DEAR READERS: People across the U.S. are currently suffering the health effects of smoke from forest fires, not all of which are caused by climate change. The widespread use of pesticides has decimated insect-eating animals and birds that help protect the forests from invasive tree-killing beetles. Without that protection, beetles destroy the trees, which then become a fire hazard.
Per the U.S. Forest Service (fs.usda.gov), "Recent outbreaks of the mountain pine beetle, spruce beetle and Douglas fir beetle have caused the loss of millions of acres of conifer forests in many Western states." The loss of forest habitat is having a devastating effect on bird populations, especially aerial insectivores, whose prey includes bugs that can transmit diseases to humans and other animals including dengue, chikungunya, the Zika virus, malaria (now resurging in the U.S.) and West Nile virus.
More details from the U.S. Fish and Wildlife Service (fws.gov): "Among the dramatic declines observed in birds, aerial insectivores have shown the highest percentage of species in decline of any taxonomic group: 73% of species are in decline, representing a loss of 156.8 million birds. Aerial insectivores are a guild of land birds grouped by their foraging behavior of primarily capturing insect prey in flight. They include species of swifts, swallows, martins, nightjars and flycatchers, who play an important role in ecosystems and can, along with bats, help reduce pest insect populations in agricultural and urban areas."
FWS has provided a list of ways concerned citizens can help. Actions include planting oak trees -- "Oaks support a greater diversity of insects than any other tree in general," says FWS; reducing the use of pesticides -- instead, "join a local CSA or grow your own organic veggies"; and mowing and raking your lawn less often -- "The insects (and birds) in your yard will thank you!" See the full list at fws.gov/library/collections/aerial-insectivores.
I urge all readers to consider sending a donation to support the good work of the nonprofit organization the American Bird Conservancy (abcbirds.org) to help save birds and their habitats at home and abroad.
It is notable that the mental health benefits of hearing birds singing has been evaluated and confirmed by scientists, as per the reports at nature.com/articles/s41598-022-20841-0 and nature.com/articles/s41598-022-20207-6.
DEAR DR. FOX: I appreciate your frequent comments about the risks of anti-flea and tick products on our pets. I walk our two dogs on the trails where we live, and do not let them run free in the tall grasses and woods around our area. Leash laws have an additional benefit of reducing dogs' likelihood of picking up ticks, which are a real health issue everywhere, it seems.

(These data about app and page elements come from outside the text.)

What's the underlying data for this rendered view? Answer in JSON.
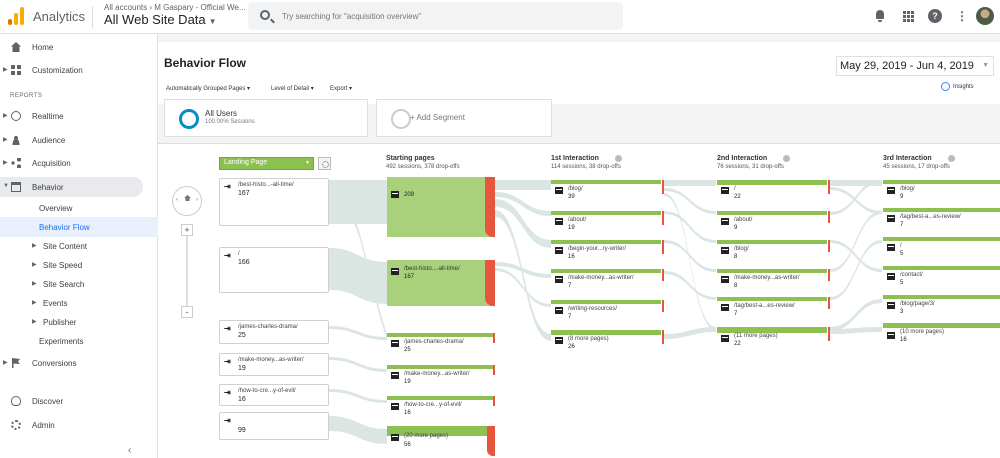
{
  "topbar": {
    "app_name": "Analytics",
    "breadcrumb": "All accounts › M Gaspary - Official We...",
    "property": "All Web Site Data",
    "search_placeholder": "Try searching for \"acquisition overview\""
  },
  "sidebar": {
    "items": [
      {
        "label": "Home",
        "icon": "home-icon"
      },
      {
        "label": "Customization",
        "icon": "dashboard-icon"
      },
      {
        "label": "REPORTS"
      },
      {
        "label": "Realtime",
        "icon": "clock-icon"
      },
      {
        "label": "Audience",
        "icon": "person-icon"
      },
      {
        "label": "Acquisition",
        "icon": "acquisition-icon"
      },
      {
        "label": "Behavior",
        "icon": "behavior-icon"
      },
      {
        "label": "Overview"
      },
      {
        "label": "Behavior Flow"
      },
      {
        "label": "Site Content"
      },
      {
        "label": "Site Speed"
      },
      {
        "label": "Site Search"
      },
      {
        "label": "Events"
      },
      {
        "label": "Publisher"
      },
      {
        "label": "Experiments"
      },
      {
        "label": "Conversions",
        "icon": "flag-icon"
      },
      {
        "label": "Discover",
        "icon": "lightbulb-icon"
      },
      {
        "label": "Admin",
        "icon": "gear-icon"
      }
    ]
  },
  "page": {
    "title": "Behavior Flow",
    "date_range": "May 29, 2019 - Jun 4, 2019",
    "tools": [
      "Automatically Grouped Pages",
      "Level of Detail",
      "Export"
    ],
    "insights": "Insights",
    "segment_name": "All Users",
    "segment_pct": "100.00% Sessions",
    "add_segment": "+ Add Segment",
    "dimension": "Landing Page"
  },
  "flow": {
    "columns": [
      {
        "title": "Starting pages",
        "stats": "492 sessions, 378 drop-offs"
      },
      {
        "title": "1st Interaction",
        "stats": "114 sessions, 38 drop-offs"
      },
      {
        "title": "2nd Interaction",
        "stats": "76 sessions, 31 drop-offs"
      },
      {
        "title": "3rd Interaction",
        "stats": "45 sessions, 17 drop-offs"
      }
    ],
    "landing": [
      {
        "name": "/best-histo...-all-time/",
        "value": "167"
      },
      {
        "name": "/",
        "value": "166"
      },
      {
        "name": "/james-charles-drama/",
        "value": "25"
      },
      {
        "name": "/make-money...as-writer/",
        "value": "19"
      },
      {
        "name": "/how-to-cre...y-of-evil/",
        "value": "16"
      },
      {
        "name": "",
        "value": "99"
      }
    ],
    "starting": [
      {
        "name": "",
        "value": "209"
      },
      {
        "name": "/best-histo...-all-time/",
        "value": "167"
      },
      {
        "name": "/james-charles-drama/",
        "value": "25"
      },
      {
        "name": "/make-money...as-writer/",
        "value": "19"
      },
      {
        "name": "/how-to-cre...y-of-evil/",
        "value": "16"
      },
      {
        "name": "(20 more pages)",
        "value": "56"
      }
    ],
    "first": [
      {
        "name": "/blog/",
        "value": "39"
      },
      {
        "name": "/about/",
        "value": "19"
      },
      {
        "name": "/begin-your...ry-writer/",
        "value": "16"
      },
      {
        "name": "/make-money...as-writer/",
        "value": "7"
      },
      {
        "name": "/writing-resources/",
        "value": "7"
      },
      {
        "name": "(8 more pages)",
        "value": "26"
      }
    ],
    "second": [
      {
        "name": "/",
        "value": "22"
      },
      {
        "name": "/about/",
        "value": "9"
      },
      {
        "name": "/blog/",
        "value": "8"
      },
      {
        "name": "/make-money...as-writer/",
        "value": "8"
      },
      {
        "name": "/tag/best-a...es-review/",
        "value": "7"
      },
      {
        "name": "(11 more pages)",
        "value": "22"
      }
    ],
    "third": [
      {
        "name": "/blog/",
        "value": "9"
      },
      {
        "name": "/tag/best-a...es-review/",
        "value": "7"
      },
      {
        "name": "/",
        "value": "5"
      },
      {
        "name": "/contact/",
        "value": "5"
      },
      {
        "name": "/blog/page/3/",
        "value": "3"
      },
      {
        "name": "(10 more pages)",
        "value": "16"
      }
    ]
  }
}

I wish you would emphasize this in your column and give us more details about safer alternatives. -- R.E., Washington, D.C.

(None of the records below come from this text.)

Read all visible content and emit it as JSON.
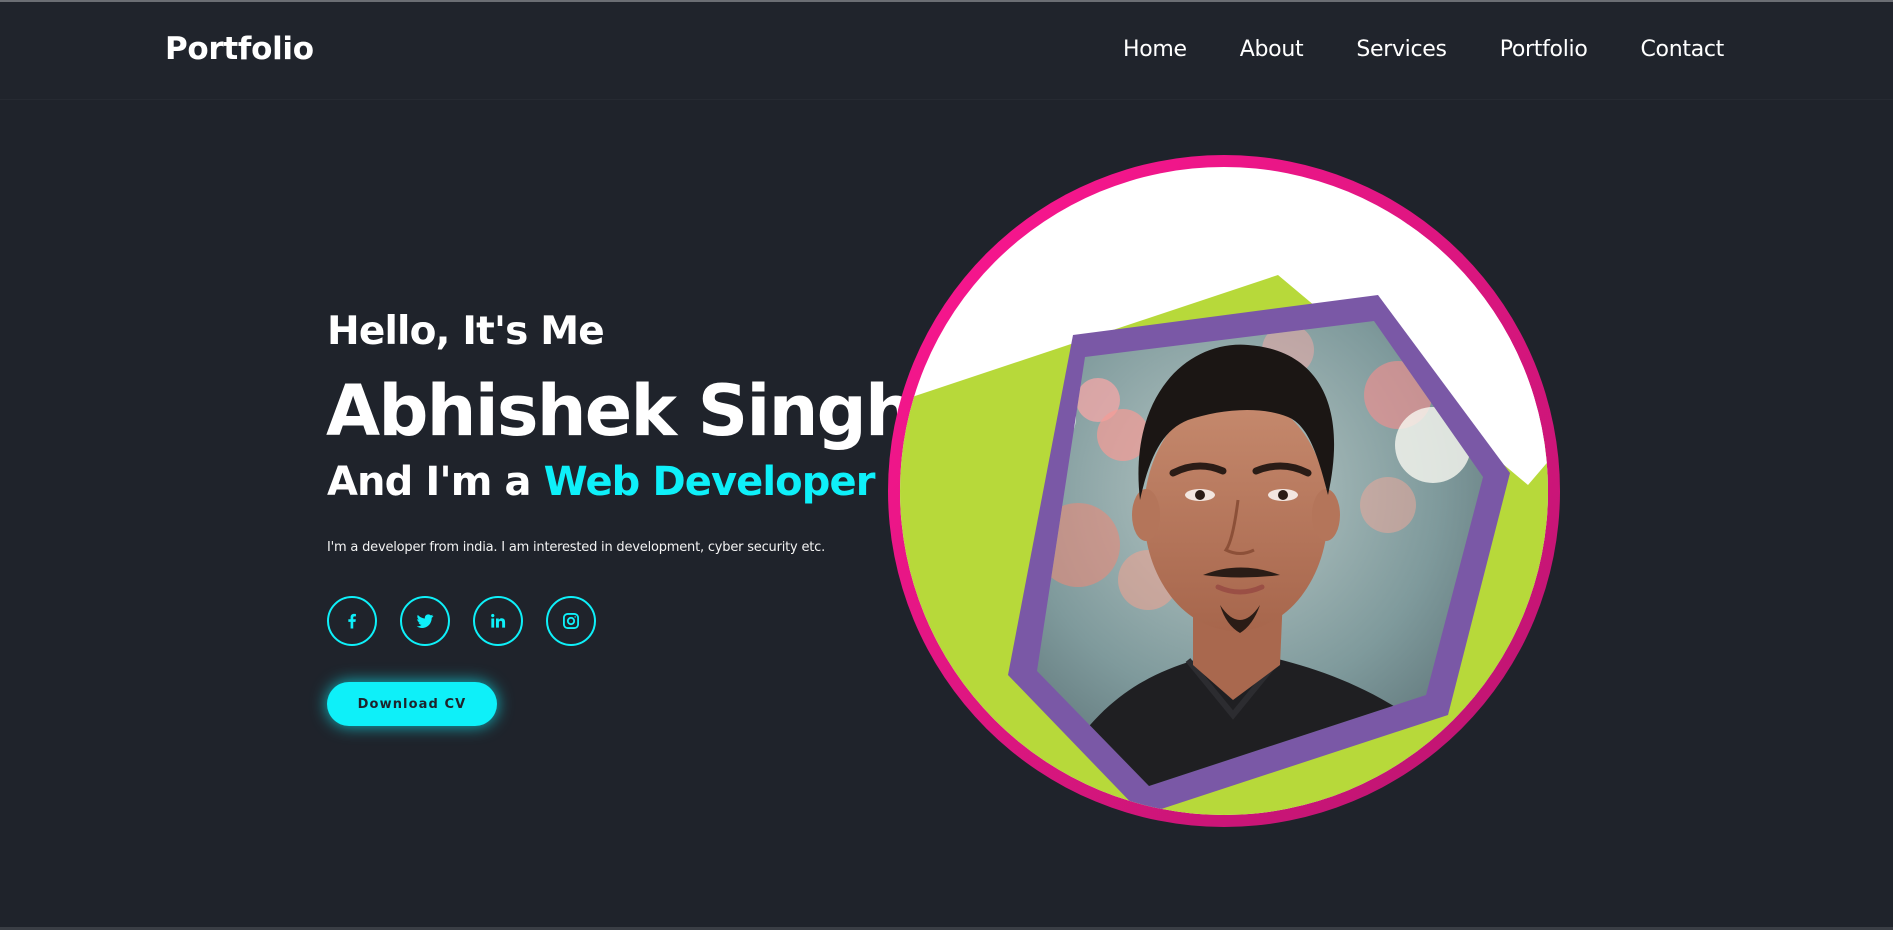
{
  "header": {
    "logo": "Portfolio",
    "nav": [
      "Home",
      "About",
      "Services",
      "Portfolio",
      "Contact"
    ]
  },
  "hero": {
    "greeting": "Hello, It's Me",
    "name": "Abhishek Singh",
    "role_prefix": "And I'm a ",
    "role_highlight": "Web Developer",
    "description": "I'm a developer from india. I am interested in development, cyber security etc.",
    "cv_button": "Download CV"
  },
  "socials": [
    "facebook-icon",
    "twitter-icon",
    "linkedin-icon",
    "instagram-icon"
  ],
  "colors": {
    "background": "#1f232b",
    "accent": "#0ef0f9",
    "ring": "#e9168c",
    "hexagon": "#7a58a6",
    "lime": "#b7d93a"
  }
}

DEAR R.E.: I am not the only voice in the U.S. veterinary community sounding the alarm over the widely marketed insecticides, notably imidacloprid and fipronil, being put on companion animals to ward off fleas and ticks. See Dr. Karen Becker's excellent post at barkandwhiskers.com/flea-and-tick-treatments.

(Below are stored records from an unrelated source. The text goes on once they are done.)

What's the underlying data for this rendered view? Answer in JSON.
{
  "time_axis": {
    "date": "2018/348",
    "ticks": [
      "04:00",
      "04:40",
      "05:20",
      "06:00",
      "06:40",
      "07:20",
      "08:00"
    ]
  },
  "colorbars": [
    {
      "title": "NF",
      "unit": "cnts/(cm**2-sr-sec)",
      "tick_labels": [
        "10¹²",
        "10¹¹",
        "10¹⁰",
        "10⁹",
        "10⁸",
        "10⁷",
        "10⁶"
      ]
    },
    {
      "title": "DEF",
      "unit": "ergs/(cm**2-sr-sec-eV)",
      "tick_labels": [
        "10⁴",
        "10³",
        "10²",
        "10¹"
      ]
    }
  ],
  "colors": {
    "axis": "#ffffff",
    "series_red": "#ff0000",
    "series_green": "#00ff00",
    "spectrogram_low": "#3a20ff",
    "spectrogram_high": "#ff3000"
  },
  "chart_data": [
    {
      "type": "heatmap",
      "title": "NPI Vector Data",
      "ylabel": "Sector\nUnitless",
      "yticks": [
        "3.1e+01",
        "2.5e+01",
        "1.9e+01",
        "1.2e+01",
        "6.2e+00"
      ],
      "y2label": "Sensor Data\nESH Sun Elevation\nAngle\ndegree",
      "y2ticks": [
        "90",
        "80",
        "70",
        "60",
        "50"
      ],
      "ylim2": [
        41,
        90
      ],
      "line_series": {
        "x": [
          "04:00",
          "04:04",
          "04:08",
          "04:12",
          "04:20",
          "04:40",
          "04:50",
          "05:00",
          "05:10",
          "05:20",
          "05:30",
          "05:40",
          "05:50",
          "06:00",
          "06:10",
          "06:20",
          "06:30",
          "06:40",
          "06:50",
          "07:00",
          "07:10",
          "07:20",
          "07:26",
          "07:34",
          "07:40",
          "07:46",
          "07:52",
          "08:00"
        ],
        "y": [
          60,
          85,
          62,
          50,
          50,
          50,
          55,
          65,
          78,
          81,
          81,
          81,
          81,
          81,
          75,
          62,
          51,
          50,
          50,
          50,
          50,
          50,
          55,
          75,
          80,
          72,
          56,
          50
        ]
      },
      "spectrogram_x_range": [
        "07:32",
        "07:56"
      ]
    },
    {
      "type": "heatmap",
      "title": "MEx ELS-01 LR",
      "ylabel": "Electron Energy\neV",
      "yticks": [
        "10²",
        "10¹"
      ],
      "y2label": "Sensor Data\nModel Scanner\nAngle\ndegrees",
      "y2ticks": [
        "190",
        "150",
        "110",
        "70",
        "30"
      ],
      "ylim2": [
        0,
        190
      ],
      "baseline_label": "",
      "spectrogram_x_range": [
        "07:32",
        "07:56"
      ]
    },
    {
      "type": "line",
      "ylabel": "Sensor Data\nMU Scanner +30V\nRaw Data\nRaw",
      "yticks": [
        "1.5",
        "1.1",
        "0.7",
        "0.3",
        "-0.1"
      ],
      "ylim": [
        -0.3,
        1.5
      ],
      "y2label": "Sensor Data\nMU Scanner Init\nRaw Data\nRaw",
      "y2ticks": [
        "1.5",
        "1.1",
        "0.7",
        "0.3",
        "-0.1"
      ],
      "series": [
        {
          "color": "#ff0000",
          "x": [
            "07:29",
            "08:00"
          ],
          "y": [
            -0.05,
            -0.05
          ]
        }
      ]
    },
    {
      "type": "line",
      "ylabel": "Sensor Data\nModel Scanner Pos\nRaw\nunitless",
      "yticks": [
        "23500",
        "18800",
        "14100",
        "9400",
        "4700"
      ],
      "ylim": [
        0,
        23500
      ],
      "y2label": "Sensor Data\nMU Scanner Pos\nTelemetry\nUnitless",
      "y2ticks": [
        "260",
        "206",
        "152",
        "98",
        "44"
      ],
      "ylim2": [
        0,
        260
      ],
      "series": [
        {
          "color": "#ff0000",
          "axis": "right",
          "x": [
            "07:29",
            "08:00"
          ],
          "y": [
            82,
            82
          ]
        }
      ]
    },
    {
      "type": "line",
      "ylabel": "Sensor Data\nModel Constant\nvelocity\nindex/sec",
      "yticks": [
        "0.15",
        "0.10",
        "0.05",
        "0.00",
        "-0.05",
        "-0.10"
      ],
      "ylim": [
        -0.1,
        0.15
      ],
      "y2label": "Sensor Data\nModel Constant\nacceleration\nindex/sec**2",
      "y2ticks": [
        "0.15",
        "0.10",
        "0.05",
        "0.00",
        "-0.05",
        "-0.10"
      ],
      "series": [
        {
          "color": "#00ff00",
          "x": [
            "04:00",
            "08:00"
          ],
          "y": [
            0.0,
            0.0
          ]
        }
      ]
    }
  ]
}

These insecticides are a significant animal health and environmental hazard, and there are safer alternatives all can use. I like Alzoo's flea and tick spray, containing cedar and peppermint oils, which I spritz on our dog and myself before going outdoors (alzoo-vet.com). I also like the Herbal Bug Spray and the Skin Defense Chews, both from Nature's Protection (available at earthanimal.com). The chews contain a combination of vitamins, minerals and medicinal herbs that help maintain healthy skin and repel fleas, ticks and biting insects. (For details, see my post at drfoxonehealth.com/post/preventing-fleas-ticks-and-mosquitoes.)
With climate change extending the breeding period for biting insects, and in many regions, more moisture facilitating their multiplication, vigilance and effective repellents are called for. The overuse of insecticides that contaminate the environment will eventually lead to some insects becoming resistant -- and beneficial insects becoming extinct. Birds, bats and other insectivores are the natural insect controls, and they are being poisoned or starved to death.
(Send all mail to email@example.com or to Dr. Michael Fox in care of Andrews McMeel Syndication, 1130 Walnut St., Kansas City, MO 64106. The volume of mail received prohibits personal replies, but questions and comments of general interest will be discussed in future columns.
Visit Dr. Fox’s website at DrFoxOneHealth.com.)